The bottom line: Just about all the leading national-brand salsas deliver an enjoyable taste and texture. With a little selectivity, it's hard to go wrong. But some people may want to watch out for the heat. Even some of those labeled "medium" in this test were judged to be quite hot by a number of our testers.
If you don't care for your food on the hot side, some of our testers suggested that it might be best to start out with a mild version, then work your way up.
PACE SALSA INGREDIENTS: Tomato pure (water, tomato paste), fresh onions, fresh jalapeo peppers, tomatoes, distilled vinegar, salt, dehydrated onions, and garlic.

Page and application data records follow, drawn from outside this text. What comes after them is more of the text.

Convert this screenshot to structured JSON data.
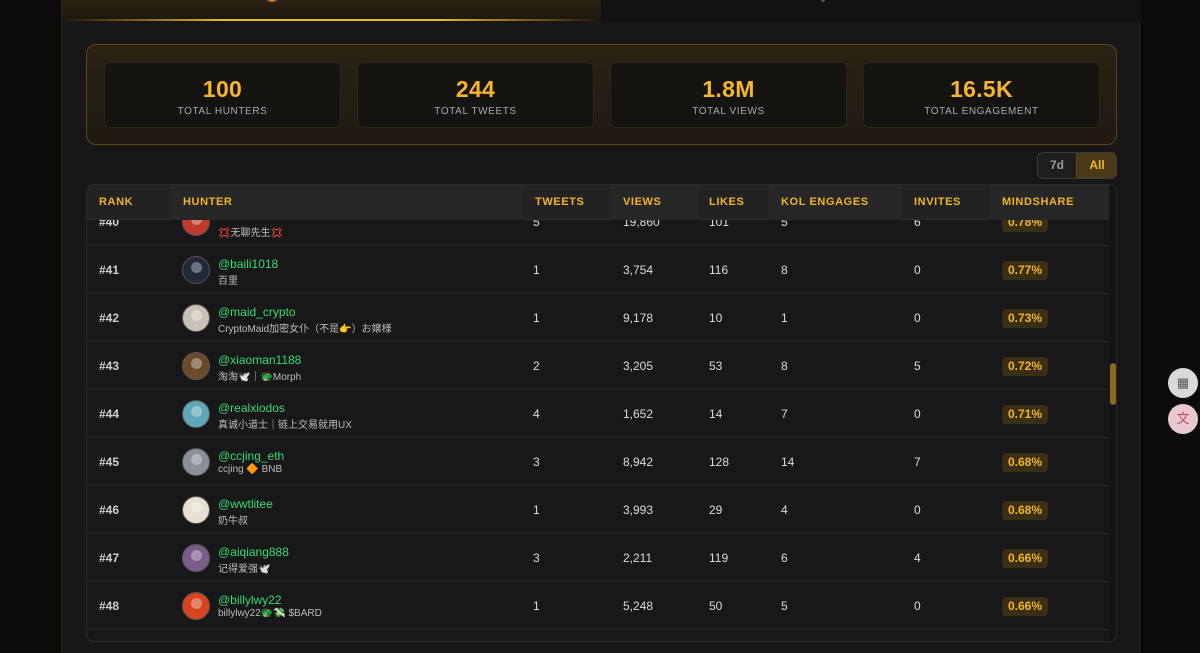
{
  "stats": [
    {
      "value": "100",
      "label": "TOTAL HUNTERS"
    },
    {
      "value": "244",
      "label": "TOTAL TWEETS"
    },
    {
      "value": "1.8M",
      "label": "TOTAL VIEWS"
    },
    {
      "value": "16.5K",
      "label": "TOTAL ENGAGEMENT"
    }
  ],
  "period": {
    "option_7d": "7d",
    "option_all": "All",
    "selected": "All"
  },
  "table": {
    "headers": {
      "rank": "RANK",
      "hunter": "HUNTER",
      "tweets": "TWEETS",
      "views": "VIEWS",
      "likes": "LIKES",
      "kol": "KOL ENGAGES",
      "invites": "INVITES",
      "mindshare": "MINDSHARE"
    },
    "rows": [
      {
        "rank": "#40",
        "handle": "",
        "display": "💢无聊先生💢",
        "tweets": "5",
        "views": "19,860",
        "likes": "101",
        "kol": "5",
        "invites": "6",
        "mindshare": "0.78%",
        "avatar_color": "#c0392b"
      },
      {
        "rank": "#41",
        "handle": "@baili1018",
        "display": "百里",
        "tweets": "1",
        "views": "3,754",
        "likes": "116",
        "kol": "8",
        "invites": "0",
        "mindshare": "0.77%",
        "avatar_color": "#1f2a3a"
      },
      {
        "rank": "#42",
        "handle": "@maid_crypto",
        "display": "CryptoMaid加密女仆（不是👉）お嬢様",
        "tweets": "1",
        "views": "9,178",
        "likes": "10",
        "kol": "1",
        "invites": "0",
        "mindshare": "0.73%",
        "avatar_color": "#c9c2b6"
      },
      {
        "rank": "#43",
        "handle": "@xiaoman1188",
        "display": "淘淘🕊️｜🐲Morph",
        "tweets": "2",
        "views": "3,205",
        "likes": "53",
        "kol": "8",
        "invites": "5",
        "mindshare": "0.72%",
        "avatar_color": "#6b4a2a"
      },
      {
        "rank": "#44",
        "handle": "@realxiodos",
        "display": "真诚小道士｜链上交易就用UX",
        "tweets": "4",
        "views": "1,652",
        "likes": "14",
        "kol": "7",
        "invites": "0",
        "mindshare": "0.71%",
        "avatar_color": "#5fa7b8"
      },
      {
        "rank": "#45",
        "handle": "@ccjing_eth",
        "display": "ccjing 🔶 BNB",
        "tweets": "3",
        "views": "8,942",
        "likes": "128",
        "kol": "14",
        "invites": "7",
        "mindshare": "0.68%",
        "avatar_color": "#8a8f98"
      },
      {
        "rank": "#46",
        "handle": "@wwtlitee",
        "display": "奶牛叔",
        "tweets": "1",
        "views": "3,993",
        "likes": "29",
        "kol": "4",
        "invites": "0",
        "mindshare": "0.68%",
        "avatar_color": "#e8e1d0"
      },
      {
        "rank": "#47",
        "handle": "@aiqiang888",
        "display": "记得爱强🕊️",
        "tweets": "3",
        "views": "2,211",
        "likes": "119",
        "kol": "6",
        "invites": "4",
        "mindshare": "0.66%",
        "avatar_color": "#7a5c8a"
      },
      {
        "rank": "#48",
        "handle": "@billylwy22",
        "display": "billylwy22🐲💸 $BARD",
        "tweets": "1",
        "views": "5,248",
        "likes": "50",
        "kol": "5",
        "invites": "0",
        "mindshare": "0.66%",
        "avatar_color": "#d8451d"
      }
    ]
  },
  "side_buttons": [
    {
      "icon": "grid-icon"
    },
    {
      "icon": "translate-icon"
    }
  ]
}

Homemade is Best
Salsa means sauce - not necessarily tomato sauce, and can be served as a condiment to an appropriate entre, as well as a dip.
Jenny Green's Salsa
2 14-ounce cans stewed tomatoes
1 large fresh tomato (chopped)
Juice of 1 lime
2 bunches scallions, chopped
1/4 cup cilantro, chopped
2-3 jalapeos, finely chopped
1 teaspoon garlic salt
1 teaspoon Lawry's seasoned salt
1 teaspoon sugar
1 teaspoon crushed red pepper flakes
1/2 teaspoon coriander
1/2 teaspoon cumin
Place all ingredients in a blender or food processor. Pulse to desired consistency. Serve with tortilla chips. Serves 8 to 10.
-Texas-raised Jenny Green, is on the e-Monitor staff
Tropical Fruit Salsa
2 large tomatoes (about 1 pound), seeded and chunked
1/2 cup chopped red onion
3 tablespoons fresh lime juice
1 medium-large jalapeo chile, stemmed and chopped (include the seeds)
3/4 teaspoon salt
1 medium banana, peeled and cut into 1/2-inch chunks
1 medium mango, pitted, peeled, and cut into 1/2-inch chunks
1 cup chunked (1/2 inch) honeydew melon
1/2 cup finely chopped cilantro
In a food processor, combine the tomatoes, half the red onion, the lime juice, jalapeo, and salt. Puree until smooth.
Transfer to a bowl, cover, and let stand at room temperature for 1 hour or refrigerate overnight. (Return to room temperature if chilled.)
Stir the banana, mango, melon, cilantro, and remaining onion into the salsa. Taste and adjust seasonings. Serve at room temperature. Serves 6.
Note: As long as the total quantity of chunked fruit added to the salsa remains about three cups, the proportions can be adjusted to accommodate whatever you find ripe and juicy in the market. Peaches or pineapple can replace the mango, and cantaloupe can stand in for the honeydew. Don't tamper with the banana. It makes the salsa work.
- From 'All On The Grill' by Michael McLaughlin,